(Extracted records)
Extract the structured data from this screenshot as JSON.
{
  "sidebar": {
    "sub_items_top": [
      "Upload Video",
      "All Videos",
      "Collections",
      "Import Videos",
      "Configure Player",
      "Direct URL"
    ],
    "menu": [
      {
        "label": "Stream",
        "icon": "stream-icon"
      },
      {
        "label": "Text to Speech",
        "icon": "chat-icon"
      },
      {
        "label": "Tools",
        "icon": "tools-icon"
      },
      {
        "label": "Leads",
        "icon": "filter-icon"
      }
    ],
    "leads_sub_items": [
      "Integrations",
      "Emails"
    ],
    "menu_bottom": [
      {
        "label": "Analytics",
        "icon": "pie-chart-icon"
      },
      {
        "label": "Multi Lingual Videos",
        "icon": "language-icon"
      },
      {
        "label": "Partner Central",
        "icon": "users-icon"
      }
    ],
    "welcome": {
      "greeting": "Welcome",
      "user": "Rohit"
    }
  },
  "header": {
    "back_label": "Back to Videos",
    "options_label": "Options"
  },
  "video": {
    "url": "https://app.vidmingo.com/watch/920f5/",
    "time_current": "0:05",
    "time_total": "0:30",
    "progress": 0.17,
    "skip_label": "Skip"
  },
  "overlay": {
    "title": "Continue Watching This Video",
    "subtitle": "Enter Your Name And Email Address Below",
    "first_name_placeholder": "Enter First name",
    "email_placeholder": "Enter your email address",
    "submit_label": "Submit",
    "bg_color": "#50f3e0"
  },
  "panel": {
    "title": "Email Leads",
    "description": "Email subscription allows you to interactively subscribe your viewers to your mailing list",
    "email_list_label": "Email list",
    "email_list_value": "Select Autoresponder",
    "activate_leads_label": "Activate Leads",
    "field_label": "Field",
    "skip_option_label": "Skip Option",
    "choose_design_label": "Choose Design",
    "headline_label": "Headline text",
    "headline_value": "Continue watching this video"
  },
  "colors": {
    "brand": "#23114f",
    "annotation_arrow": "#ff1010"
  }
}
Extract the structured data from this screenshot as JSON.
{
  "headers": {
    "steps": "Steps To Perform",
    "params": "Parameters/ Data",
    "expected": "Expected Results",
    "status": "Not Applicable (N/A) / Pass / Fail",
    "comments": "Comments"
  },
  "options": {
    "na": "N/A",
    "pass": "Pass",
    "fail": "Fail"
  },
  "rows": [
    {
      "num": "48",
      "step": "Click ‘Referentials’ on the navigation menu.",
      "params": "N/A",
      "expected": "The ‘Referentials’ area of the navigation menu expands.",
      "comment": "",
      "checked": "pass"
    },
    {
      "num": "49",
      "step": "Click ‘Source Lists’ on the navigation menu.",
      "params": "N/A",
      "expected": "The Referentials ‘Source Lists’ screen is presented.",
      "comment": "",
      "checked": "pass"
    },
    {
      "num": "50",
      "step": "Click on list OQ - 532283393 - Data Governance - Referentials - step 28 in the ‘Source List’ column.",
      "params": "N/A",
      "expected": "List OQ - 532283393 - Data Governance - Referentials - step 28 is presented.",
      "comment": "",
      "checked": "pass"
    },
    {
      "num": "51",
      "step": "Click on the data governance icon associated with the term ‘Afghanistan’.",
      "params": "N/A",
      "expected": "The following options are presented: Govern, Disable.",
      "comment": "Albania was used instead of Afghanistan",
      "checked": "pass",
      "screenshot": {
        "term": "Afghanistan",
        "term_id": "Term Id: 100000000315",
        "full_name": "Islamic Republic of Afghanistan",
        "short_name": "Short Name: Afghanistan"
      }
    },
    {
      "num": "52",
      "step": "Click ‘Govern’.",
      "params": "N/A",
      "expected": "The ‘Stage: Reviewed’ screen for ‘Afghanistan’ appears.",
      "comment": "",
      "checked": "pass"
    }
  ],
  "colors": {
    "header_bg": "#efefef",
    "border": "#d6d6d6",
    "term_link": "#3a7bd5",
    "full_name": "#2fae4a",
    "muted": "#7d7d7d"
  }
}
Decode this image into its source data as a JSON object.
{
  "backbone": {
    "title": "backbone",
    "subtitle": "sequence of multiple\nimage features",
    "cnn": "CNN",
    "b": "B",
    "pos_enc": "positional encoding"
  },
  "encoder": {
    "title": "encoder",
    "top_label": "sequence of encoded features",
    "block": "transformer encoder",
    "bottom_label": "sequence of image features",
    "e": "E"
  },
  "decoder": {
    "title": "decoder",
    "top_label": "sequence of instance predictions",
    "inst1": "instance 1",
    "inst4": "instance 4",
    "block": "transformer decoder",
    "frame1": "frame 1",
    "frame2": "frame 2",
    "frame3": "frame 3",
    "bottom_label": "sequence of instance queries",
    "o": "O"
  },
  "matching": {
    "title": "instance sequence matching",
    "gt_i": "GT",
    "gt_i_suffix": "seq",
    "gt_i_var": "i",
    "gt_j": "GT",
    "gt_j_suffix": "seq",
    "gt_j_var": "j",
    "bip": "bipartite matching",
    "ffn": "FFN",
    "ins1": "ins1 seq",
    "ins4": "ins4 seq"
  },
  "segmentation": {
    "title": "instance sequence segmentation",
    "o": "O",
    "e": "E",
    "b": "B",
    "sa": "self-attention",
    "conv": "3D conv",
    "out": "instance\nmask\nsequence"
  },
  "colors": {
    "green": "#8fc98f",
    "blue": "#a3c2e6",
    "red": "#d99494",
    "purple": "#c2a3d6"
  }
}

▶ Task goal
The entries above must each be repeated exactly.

▶ Response
Extract the structured data from this screenshot as JSON.
{
  "sidebar": {
    "sub_items_top": [
      "Upload Video",
      "All Videos",
      "Collections",
      "Import Videos",
      "Configure Player",
      "Direct URL"
    ],
    "menu": [
      {
        "label": "Stream",
        "icon": "stream-icon"
      },
      {
        "label": "Text to Speech",
        "icon": "chat-icon"
      },
      {
        "label": "Tools",
        "icon": "tools-icon"
      },
      {
        "label": "Leads",
        "icon": "filter-icon"
      }
    ],
    "leads_sub_items": [
      "Integrations",
      "Emails"
    ],
    "menu_bottom": [
      {
        "label": "Analytics",
        "icon": "pie-chart-icon"
      },
      {
        "label": "Multi Lingual Videos",
        "icon": "language-icon"
      },
      {
        "label": "Partner Central",
        "icon": "users-icon"
      }
    ],
    "welcome": {
      "greeting": "Welcome",
      "user": "Rohit"
    }
  },
  "header": {
    "back_label": "Back to Videos",
    "options_label": "Options"
  },
  "video": {
    "url": "https://app.vidmingo.com/watch/920f5/",
    "time_current": "0:05",
    "time_total": "0:30",
    "progress": 0.17,
    "skip_label": "Skip"
  },
  "overlay": {
    "title": "Continue Watching This Video",
    "subtitle": "Enter Your Name And Email Address Below",
    "first_name_placeholder": "Enter First name",
    "email_placeholder": "Enter your email address",
    "submit_label": "Submit",
    "bg_color": "#50f3e0"
  },
  "panel": {
    "title": "Email Leads",
    "description": "Email subscription allows you to interactively subscribe your viewers to your mailing list",
    "email_list_label": "Email list",
    "email_list_value": "Select Autoresponder",
    "activate_leads_label": "Activate Leads",
    "field_label": "Field",
    "skip_option_label": "Skip Option",
    "choose_design_label": "Choose Design",
    "headline_label": "Headline text",
    "headline_value": "Continue watching this video"
  },
  "colors": {
    "brand": "#23114f",
    "annotation_arrow": "#ff1010"
  }
}
Extract the structured data from this screenshot as JSON.
{
  "headers": {
    "steps": "Steps To Perform",
    "params": "Parameters/ Data",
    "expected": "Expected Results",
    "status": "Not Applicable (N/A) / Pass / Fail",
    "comments": "Comments"
  },
  "options": {
    "na": "N/A",
    "pass": "Pass",
    "fail": "Fail"
  },
  "rows": [
    {
      "num": "48",
      "step": "Click ‘Referentials’ on the navigation menu.",
      "params": "N/A",
      "expected": "The ‘Referentials’ area of the navigation menu expands.",
      "comment": "",
      "checked": "pass"
    },
    {
      "num": "49",
      "step": "Click ‘Source Lists’ on the navigation menu.",
      "params": "N/A",
      "expected": "The Referentials ‘Source Lists’ screen is presented.",
      "comment": "",
      "checked": "pass"
    },
    {
      "num": "50",
      "step": "Click on list OQ - 532283393 - Data Governance - Referentials - step 28 in the ‘Source List’ column.",
      "params": "N/A",
      "expected": "List OQ - 532283393 - Data Governance - Referentials - step 28 is presented.",
      "comment": "",
      "checked": "pass"
    },
    {
      "num": "51",
      "step": "Click on the data governance icon associated with the term ‘Afghanistan’.",
      "params": "N/A",
      "expected": "The following options are presented: Govern, Disable.",
      "comment": "Albania was used instead of Afghanistan",
      "checked": "pass",
      "screenshot": {
        "term": "Afghanistan",
        "term_id": "Term Id: 100000000315",
        "full_name": "Islamic Republic of Afghanistan",
        "short_name": "Short Name: Afghanistan"
      }
    },
    {
      "num": "52",
      "step": "Click ‘Govern’.",
      "params": "N/A",
      "expected": "The ‘Stage: Reviewed’ screen for ‘Afghanistan’ appears.",
      "comment": "",
      "checked": "pass"
    }
  ],
  "colors": {
    "header_bg": "#efefef",
    "border": "#d6d6d6",
    "term_link": "#3a7bd5",
    "full_name": "#2fae4a",
    "muted": "#7d7d7d"
  }
}
Decode this image into its source data as a JSON object.
{
  "backbone": {
    "title": "backbone",
    "subtitle": "sequence of multiple\nimage features",
    "cnn": "CNN",
    "b": "B",
    "pos_enc": "positional encoding"
  },
  "encoder": {
    "title": "encoder",
    "top_label": "sequence of encoded features",
    "block": "transformer encoder",
    "bottom_label": "sequence of image features",
    "e": "E"
  },
  "decoder": {
    "title": "decoder",
    "top_label": "sequence of instance predictions",
    "inst1": "instance 1",
    "inst4": "instance 4",
    "block": "transformer decoder",
    "frame1": "frame 1",
    "frame2": "frame 2",
    "frame3": "frame 3",
    "bottom_label": "sequence of instance queries",
    "o": "O"
  },
  "matching": {
    "title": "instance sequence matching",
    "gt_i": "GT",
    "gt_i_suffix": "seq",
    "gt_i_var": "i",
    "gt_j": "GT",
    "gt_j_suffix": "seq",
    "gt_j_var": "j",
    "bip": "bipartite matching",
    "ffn": "FFN",
    "ins1": "ins1 seq",
    "ins4": "ins4 seq"
  },
  "segmentation": {
    "title": "instance sequence segmentation",
    "o": "O",
    "e": "E",
    "b": "B",
    "sa": "self-attention",
    "conv": "3D conv",
    "out": "instance\nmask\nsequence"
  },
  "colors": {
    "green": "#8fc98f",
    "blue": "#a3c2e6",
    "red": "#d99494",
    "purple": "#c2a3d6"
  }
}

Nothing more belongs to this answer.